Work order
The full listing, reproduced exactly, is what the response must contain.
########
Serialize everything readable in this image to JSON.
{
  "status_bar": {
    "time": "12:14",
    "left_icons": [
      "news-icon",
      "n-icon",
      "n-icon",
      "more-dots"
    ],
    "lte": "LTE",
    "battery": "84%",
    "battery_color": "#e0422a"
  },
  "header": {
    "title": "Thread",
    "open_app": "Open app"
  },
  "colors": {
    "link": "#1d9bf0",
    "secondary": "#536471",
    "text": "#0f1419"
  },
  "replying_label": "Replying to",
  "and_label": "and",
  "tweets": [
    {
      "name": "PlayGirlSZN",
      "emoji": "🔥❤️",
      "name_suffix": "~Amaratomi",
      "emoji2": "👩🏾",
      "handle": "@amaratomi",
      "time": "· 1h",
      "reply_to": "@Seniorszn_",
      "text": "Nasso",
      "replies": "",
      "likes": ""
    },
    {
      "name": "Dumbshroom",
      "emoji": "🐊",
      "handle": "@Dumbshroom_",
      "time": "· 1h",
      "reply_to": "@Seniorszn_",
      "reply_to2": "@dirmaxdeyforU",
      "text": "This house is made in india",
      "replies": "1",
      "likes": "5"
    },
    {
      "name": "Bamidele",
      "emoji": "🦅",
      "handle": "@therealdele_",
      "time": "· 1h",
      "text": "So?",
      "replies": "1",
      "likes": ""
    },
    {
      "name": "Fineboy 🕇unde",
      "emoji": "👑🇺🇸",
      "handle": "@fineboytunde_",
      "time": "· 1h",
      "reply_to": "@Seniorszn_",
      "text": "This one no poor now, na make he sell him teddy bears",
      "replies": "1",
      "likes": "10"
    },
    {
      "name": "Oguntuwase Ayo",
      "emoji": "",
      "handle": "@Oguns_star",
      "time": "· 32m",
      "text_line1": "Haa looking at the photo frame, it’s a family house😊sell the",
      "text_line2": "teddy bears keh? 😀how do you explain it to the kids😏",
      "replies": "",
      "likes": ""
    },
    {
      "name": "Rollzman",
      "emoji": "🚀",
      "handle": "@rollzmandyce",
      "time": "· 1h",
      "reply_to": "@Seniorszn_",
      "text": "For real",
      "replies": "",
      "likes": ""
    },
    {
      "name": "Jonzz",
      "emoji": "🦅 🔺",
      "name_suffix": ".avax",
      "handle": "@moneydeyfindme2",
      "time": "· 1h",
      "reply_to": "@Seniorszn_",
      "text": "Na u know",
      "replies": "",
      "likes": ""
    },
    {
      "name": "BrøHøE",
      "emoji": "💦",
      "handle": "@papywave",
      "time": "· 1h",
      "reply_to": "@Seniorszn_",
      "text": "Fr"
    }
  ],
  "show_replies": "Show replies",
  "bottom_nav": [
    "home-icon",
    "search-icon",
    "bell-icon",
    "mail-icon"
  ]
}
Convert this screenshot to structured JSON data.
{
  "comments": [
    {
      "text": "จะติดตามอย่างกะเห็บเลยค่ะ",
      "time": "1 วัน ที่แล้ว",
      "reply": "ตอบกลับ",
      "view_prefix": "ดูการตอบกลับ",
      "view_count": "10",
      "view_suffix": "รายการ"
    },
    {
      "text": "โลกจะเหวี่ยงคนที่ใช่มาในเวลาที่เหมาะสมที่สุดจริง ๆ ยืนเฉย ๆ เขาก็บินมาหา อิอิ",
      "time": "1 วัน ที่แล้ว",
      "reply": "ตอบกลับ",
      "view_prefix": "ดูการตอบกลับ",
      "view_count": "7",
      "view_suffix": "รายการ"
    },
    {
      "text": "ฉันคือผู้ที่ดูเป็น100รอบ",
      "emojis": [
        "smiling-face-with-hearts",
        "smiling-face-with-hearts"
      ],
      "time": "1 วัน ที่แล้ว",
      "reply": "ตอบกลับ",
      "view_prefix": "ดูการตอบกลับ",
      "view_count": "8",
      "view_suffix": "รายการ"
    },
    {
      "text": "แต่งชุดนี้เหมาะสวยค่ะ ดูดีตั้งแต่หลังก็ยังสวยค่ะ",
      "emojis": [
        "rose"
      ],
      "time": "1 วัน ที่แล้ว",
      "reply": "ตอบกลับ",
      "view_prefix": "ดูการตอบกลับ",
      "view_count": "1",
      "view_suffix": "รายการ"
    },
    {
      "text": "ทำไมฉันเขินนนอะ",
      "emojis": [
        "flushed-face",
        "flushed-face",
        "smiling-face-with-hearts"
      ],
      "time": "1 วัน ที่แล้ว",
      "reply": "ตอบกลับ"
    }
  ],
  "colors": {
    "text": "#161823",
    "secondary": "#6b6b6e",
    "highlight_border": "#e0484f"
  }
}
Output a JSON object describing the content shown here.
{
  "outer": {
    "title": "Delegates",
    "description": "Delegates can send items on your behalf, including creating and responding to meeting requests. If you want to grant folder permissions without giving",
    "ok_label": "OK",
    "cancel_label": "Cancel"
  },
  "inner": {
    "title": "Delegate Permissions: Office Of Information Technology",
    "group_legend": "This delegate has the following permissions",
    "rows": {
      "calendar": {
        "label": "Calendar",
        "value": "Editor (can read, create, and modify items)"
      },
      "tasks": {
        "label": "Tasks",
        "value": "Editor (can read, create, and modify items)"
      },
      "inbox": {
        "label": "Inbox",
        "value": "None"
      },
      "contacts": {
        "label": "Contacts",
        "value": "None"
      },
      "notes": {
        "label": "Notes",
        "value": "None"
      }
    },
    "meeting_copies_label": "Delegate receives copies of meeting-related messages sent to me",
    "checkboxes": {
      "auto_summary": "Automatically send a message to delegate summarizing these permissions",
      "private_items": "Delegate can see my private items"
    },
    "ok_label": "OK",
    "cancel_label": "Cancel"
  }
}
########
Solution to this exercise
Serialize everything readable in this image to JSON.
{
  "status_bar": {
    "time": "12:14",
    "left_icons": [
      "news-icon",
      "n-icon",
      "n-icon",
      "more-dots"
    ],
    "lte": "LTE",
    "battery": "84%",
    "battery_color": "#e0422a"
  },
  "header": {
    "title": "Thread",
    "open_app": "Open app"
  },
  "colors": {
    "link": "#1d9bf0",
    "secondary": "#536471",
    "text": "#0f1419"
  },
  "replying_label": "Replying to",
  "and_label": "and",
  "tweets": [
    {
      "name": "PlayGirlSZN",
      "emoji": "🔥❤️",
      "name_suffix": "~Amaratomi",
      "emoji2": "👩🏾",
      "handle": "@amaratomi",
      "time": "· 1h",
      "reply_to": "@Seniorszn_",
      "text": "Nasso",
      "replies": "",
      "likes": ""
    },
    {
      "name": "Dumbshroom",
      "emoji": "🐊",
      "handle": "@Dumbshroom_",
      "time": "· 1h",
      "reply_to": "@Seniorszn_",
      "reply_to2": "@dirmaxdeyforU",
      "text": "This house is made in india",
      "replies": "1",
      "likes": "5"
    },
    {
      "name": "Bamidele",
      "emoji": "🦅",
      "handle": "@therealdele_",
      "time": "· 1h",
      "text": "So?",
      "replies": "1",
      "likes": ""
    },
    {
      "name": "Fineboy 🕇unde",
      "emoji": "👑🇺🇸",
      "handle": "@fineboytunde_",
      "time": "· 1h",
      "reply_to": "@Seniorszn_",
      "text": "This one no poor now, na make he sell him teddy bears",
      "replies": "1",
      "likes": "10"
    },
    {
      "name": "Oguntuwase Ayo",
      "emoji": "",
      "handle": "@Oguns_star",
      "time": "· 32m",
      "text_line1": "Haa looking at the photo frame, it’s a family house😊sell the",
      "text_line2": "teddy bears keh? 😀how do you explain it to the kids😏",
      "replies": "",
      "likes": ""
    },
    {
      "name": "Rollzman",
      "emoji": "🚀",
      "handle": "@rollzmandyce",
      "time": "· 1h",
      "reply_to": "@Seniorszn_",
      "text": "For real",
      "replies": "",
      "likes": ""
    },
    {
      "name": "Jonzz",
      "emoji": "🦅 🔺",
      "name_suffix": ".avax",
      "handle": "@moneydeyfindme2",
      "time": "· 1h",
      "reply_to": "@Seniorszn_",
      "text": "Na u know",
      "replies": "",
      "likes": ""
    },
    {
      "name": "BrøHøE",
      "emoji": "💦",
      "handle": "@papywave",
      "time": "· 1h",
      "reply_to": "@Seniorszn_",
      "text": "Fr"
    }
  ],
  "show_replies": "Show replies",
  "bottom_nav": [
    "home-icon",
    "search-icon",
    "bell-icon",
    "mail-icon"
  ]
}
Convert this screenshot to structured JSON data.
{
  "comments": [
    {
      "text": "จะติดตามอย่างกะเห็บเลยค่ะ",
      "time": "1 วัน ที่แล้ว",
      "reply": "ตอบกลับ",
      "view_prefix": "ดูการตอบกลับ",
      "view_count": "10",
      "view_suffix": "รายการ"
    },
    {
      "text": "โลกจะเหวี่ยงคนที่ใช่มาในเวลาที่เหมาะสมที่สุดจริง ๆ ยืนเฉย ๆ เขาก็บินมาหา อิอิ",
      "time": "1 วัน ที่แล้ว",
      "reply": "ตอบกลับ",
      "view_prefix": "ดูการตอบกลับ",
      "view_count": "7",
      "view_suffix": "รายการ"
    },
    {
      "text": "ฉันคือผู้ที่ดูเป็น100รอบ",
      "emojis": [
        "smiling-face-with-hearts",
        "smiling-face-with-hearts"
      ],
      "time": "1 วัน ที่แล้ว",
      "reply": "ตอบกลับ",
      "view_prefix": "ดูการตอบกลับ",
      "view_count": "8",
      "view_suffix": "รายการ"
    },
    {
      "text": "แต่งชุดนี้เหมาะสวยค่ะ ดูดีตั้งแต่หลังก็ยังสวยค่ะ",
      "emojis": [
        "rose"
      ],
      "time": "1 วัน ที่แล้ว",
      "reply": "ตอบกลับ",
      "view_prefix": "ดูการตอบกลับ",
      "view_count": "1",
      "view_suffix": "รายการ"
    },
    {
      "text": "ทำไมฉันเขินนนอะ",
      "emojis": [
        "flushed-face",
        "flushed-face",
        "smiling-face-with-hearts"
      ],
      "time": "1 วัน ที่แล้ว",
      "reply": "ตอบกลับ"
    }
  ],
  "colors": {
    "text": "#161823",
    "secondary": "#6b6b6e",
    "highlight_border": "#e0484f"
  }
}
Output a JSON object describing the content shown here.
{
  "outer": {
    "title": "Delegates",
    "description": "Delegates can send items on your behalf, including creating and responding to meeting requests. If you want to grant folder permissions without giving",
    "ok_label": "OK",
    "cancel_label": "Cancel"
  },
  "inner": {
    "title": "Delegate Permissions: Office Of Information Technology",
    "group_legend": "This delegate has the following permissions",
    "rows": {
      "calendar": {
        "label": "Calendar",
        "value": "Editor (can read, create, and modify items)"
      },
      "tasks": {
        "label": "Tasks",
        "value": "Editor (can read, create, and modify items)"
      },
      "inbox": {
        "label": "Inbox",
        "value": "None"
      },
      "contacts": {
        "label": "Contacts",
        "value": "None"
      },
      "notes": {
        "label": "Notes",
        "value": "None"
      }
    },
    "meeting_copies_label": "Delegate receives copies of meeting-related messages sent to me",
    "checkboxes": {
      "auto_summary": "Automatically send a message to delegate summarizing these permissions",
      "private_items": "Delegate can see my private items"
    },
    "ok_label": "OK",
    "cancel_label": "Cancel"
  }
}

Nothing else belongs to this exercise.